Go as the ultimate PCI Compliant Language
When I first began working with Docker I had one thought in mind: How do I get my PCI auditor to certify this?
On the surface it seems like a simple issue: A Docker Container is a box with the application inside of it, so the container does not need to be audited, only the underlying host. But what if you get an auditor who sees the docker container as another layer of virtualization that must be audited as well as the underlying host?
So my perspective was to ensure that the Docker containers would all be little PCI complaint boxes that when surveyed on their own, would pass muster. This of course lead me down a very strange course where I installed ClamAV on all my docker images because PCI requires antivirus be installed. If an OS change was required by PCI, then my Docker images got the change as well.

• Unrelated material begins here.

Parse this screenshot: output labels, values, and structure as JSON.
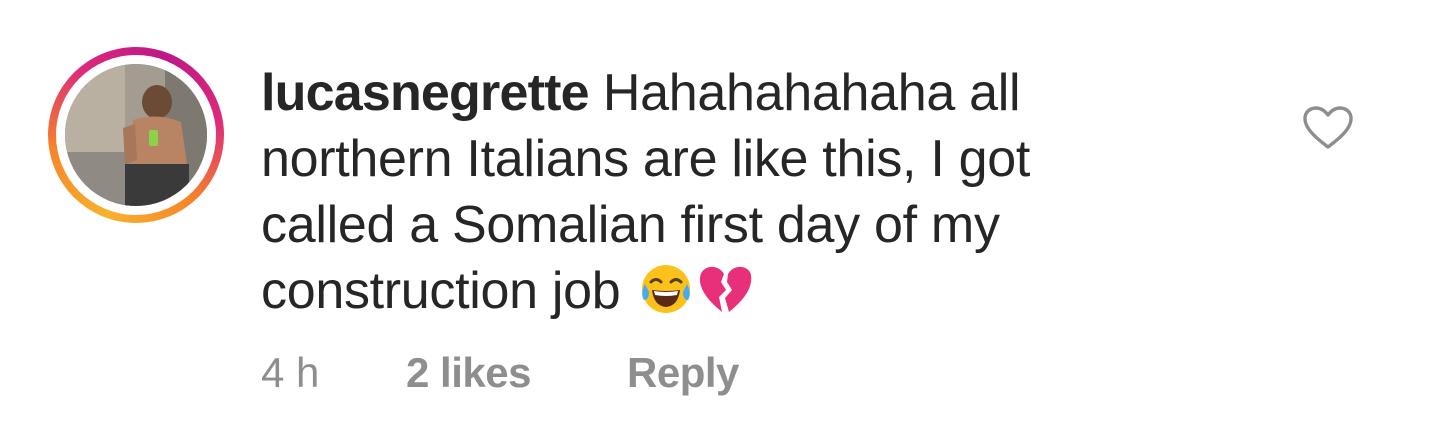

Which leads me to statically-linked Go. The problem with something like Java is that you need to install the JVM. Which is huge and difficult to keep up to date. However, Go apps are distributed as a single binary. The single binary model makes the Go app very easy to deploy on any platform. If the Go app is compiled statically, meaning that all the required libraries have been included in to the application, then you can literally install the binary on any server without concern for install dependencies.
Aside from being able to do tricks like use ImageMagick libs without ImageMagick being installed, it means that in the case of a PCI audit of a Docker container: there could be nothing inside the image other than our Go application.
Docker provides a base Image called scratch which can be used to create other images. scratch contains nothing. The image is completely empty. A blank canvas for you to add your packages to. If we take scratch and combine it with our Go application, then we are able to create an Image that only contains the Go app. Yes you need to perform a code security audit, but the container no longer has any OS redundancies that would neccesitate a PCI-mandated item like a virus scanner.
Creating a container with just the application inside of it also creates one mighty small image. In a world of 500mb - 1gb images, it’s nice to know that an image under 10mb is possible.
Create a statically compiled GO application that does not depend on any system libs
Build the Docker Image
- Use the empty scratch image as the base.
- Scratch is a completely empty image, which will work well with the staticly compiled go app.
- In Docker, FROM scratch is a no-op in the Dockerfile, and will not create an extra layer in your image, so the image will be as small as possible.